Already amazed by the day's finds, we headed out via another large
tributary cove to see more of the productive area. Rich site
hardwoods, primarily silverbell, yellow buckeye, and white ash,
dominate the open, flat area at the upper end of the cove, and
northern red oak, silverbell, and tuliptree grow on the surrounding
slopes. Similar to the first cove of the day, an ancient hemlock
forest covers the slopes in the narrower lower parts of the cove.

Species                  Cbh       Height
Ash, White           10'6"      142.4'
Ash, White           11'5"      143.9'
Birch, Yellow       6'3"       101.5'
Buckeye, Yellow 10'7"     136.4'
Cucumbertree       12'6"     137.4'
Hickory, Bitternut 10'11" 139.3'
Hemlock               12'2"     150.9'
Hemlock               11'11.5" 151.1'
Hemlock               13'0"     151.3'
Hemlock               10'0.5" 152.3'
Hemlock               11'4.5" 152.4'
Hemlock               15'0.5" 153.1'
Hemlock               15'4"     153.1'
Hemlock               11'9"     153.3'
Hemlock               11'4"     154.0'
Hemlock               11'7"     155.2'
Hemlock               9'7.5"    155.9'
Hemlock               12'4"     156.1'
Hemlock               10'9"     157.5'
Hemlock               13'0.5" 159.9'
Hemlock               14'11"   159.9'
Hemlock               15'5"     164.3'
Maple, Red           12'6"     138.2'
Oak, N. Red          16'2"     124.9'
Oak, N. Red          17'4"     ~131'
Silverbell               4'9"      118.5'
Tuliptree               12'3"     158.3'
Tuliptree               11'5.5" 161.7'
Tuliptree               11'4.5" 165.3'
Tuliptree               13'11.5" 165.8'
Tuliptree               14'7"    175.8'
Tupelo, Black       9'0"      107.5'

The collection of tall hemlocks may be the most for such a small area,
and at least a few additional ones went unmeasured. The 15'0.5" x
153.1' individual has a swollen base and has already succumbed to the
adelgid and other stresses. The 15'4" x 153.1' tree is the snag
mentioned above, and the height is to a small break at the top of the
trunk. The 15'5" x 164.3' hemlock is the tree located by the Park
Service and described above. The 175.8' tuliptree is tallest found so
far in an unlogged forest. The tree grows well upslope from the
center of the cove we descended, and may be slightly taller than this
initial measurement.

The Hurricane Creek watershed also includes at least one large white
pine and a 163.0' white ash.
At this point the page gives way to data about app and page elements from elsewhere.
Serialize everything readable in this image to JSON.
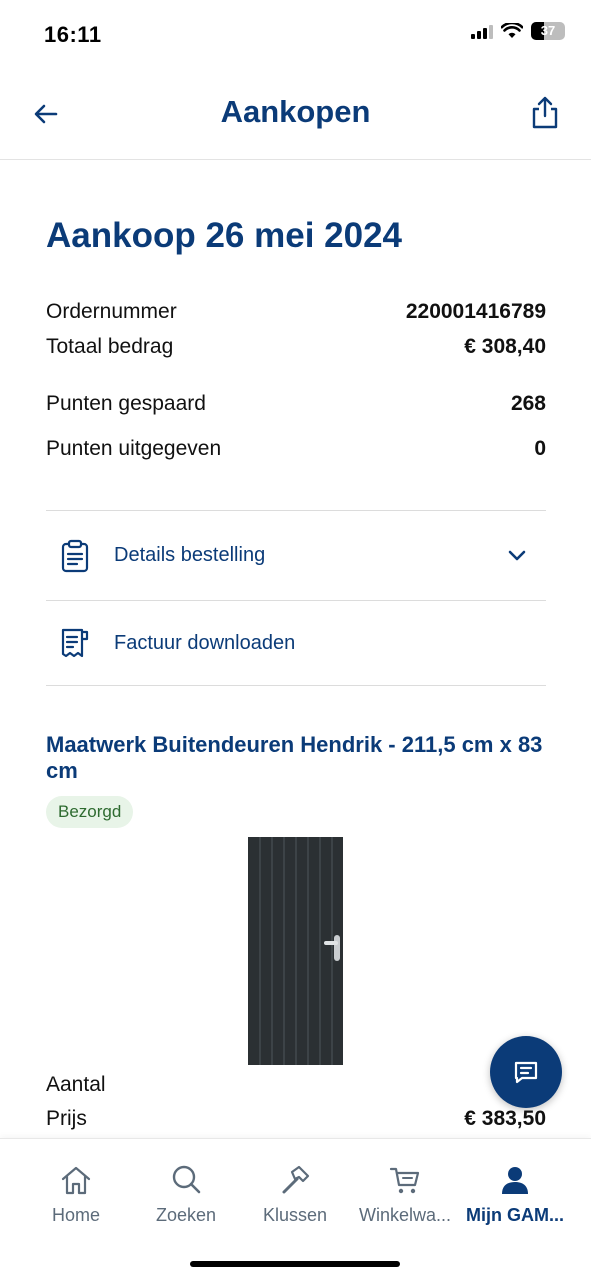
{
  "status": {
    "time": "16:11",
    "battery": "37"
  },
  "nav": {
    "title": "Aankopen",
    "back_icon": "arrow-left-icon",
    "share_icon": "share-icon"
  },
  "purchase": {
    "title": "Aankoop 26 mei 2024",
    "rows": [
      {
        "label": "Ordernummer",
        "value": "220001416789"
      },
      {
        "label": "Totaal bedrag",
        "value": "€ 308,40"
      },
      {
        "label": "Punten gespaard",
        "value": "268"
      },
      {
        "label": "Punten uitgegeven",
        "value": "0"
      }
    ]
  },
  "actions": [
    {
      "label": "Details bestelling",
      "icon": "clipboard-icon"
    },
    {
      "label": "Factuur downloaden",
      "icon": "invoice-icon"
    }
  ],
  "product": {
    "title": "Maatwerk Buitendeuren Hendrik - 211,5 cm x 83 cm",
    "status": "Bezorgd",
    "quantity_label": "Aantal",
    "price_label": "Prijs",
    "price_value": "€ 383,50"
  },
  "tabs": [
    {
      "label": "Home",
      "icon": "home-icon"
    },
    {
      "label": "Zoeken",
      "icon": "search-icon"
    },
    {
      "label": "Klussen",
      "icon": "hammer-icon"
    },
    {
      "label": "Winkelwa...",
      "icon": "cart-icon"
    },
    {
      "label": "Mijn GAM...",
      "icon": "user-icon"
    }
  ],
  "colors": {
    "brand": "#0b3b78",
    "badge_bg": "#e8f4e8",
    "badge_text": "#2e6b30"
  }
}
The Rucker Index for the 1.5 mile long
watershed will easily exceed 140'.

Jess Riddle & Will Blozan
Re: Hurricane Creek
  Dec 23, 2006 15:00 PST 


Hurricane Creek sounds awesome. Man, I've got to get back down your guys' neck
of the woods again. Virtually every species you note is taller than any
representative we've been able to measure for PA. Yes, I know this is a no
brainer, but the gold mines you folks keep coming across down there are almost
unbelievable. You sure you guys are on the same planet? Will isn't hiding a
"transporter" in his pack from the rest of us, is he?


Re: Hurricane Creek
  Dec 25, 2006 10:45 PST 

I think you described almost perfectly (in terms of stem quality, form and
vigor) the type of second growth trees I have encountered in West Virginia.
Because all of my work is with private property, the areas of large trees I
encounter are usually limited size and rarely larger than 50 acres. The
expanses of large forest you often describe in your trip reports of leaves me with
images that linger for days.   

Your description of the openness of the woods sounds both beautiful and
scary as it reminds me of places here where the dogwood has all died from dogwood
Anthracnose and nothing has come in yet to replace the dogwood in the
understory....and, the dogwood rots so quickly in the understory it is becoming
absent with no trace and people are starting to forget it even existed!     

By your description of the area and the trees, I would imagine it is the
kind of place where you tend to whisper...except when you holler after seeing
that hemlock!

The only thing missing from your trip report was the whooshing of a raven's
wings as it flew across the valley squawking in the distance as you measured
that tree.

Re: Hurricane Creek   Jess Riddle
  Dec 29, 2006 19:32 PST 


Sorry, the ravens were hanging around other big hemlocks that day. On
Will's last climb of a big hemlock (15'8" cbh, 146.7' tall, 1307
ft^3), a raven flew overhead and called out.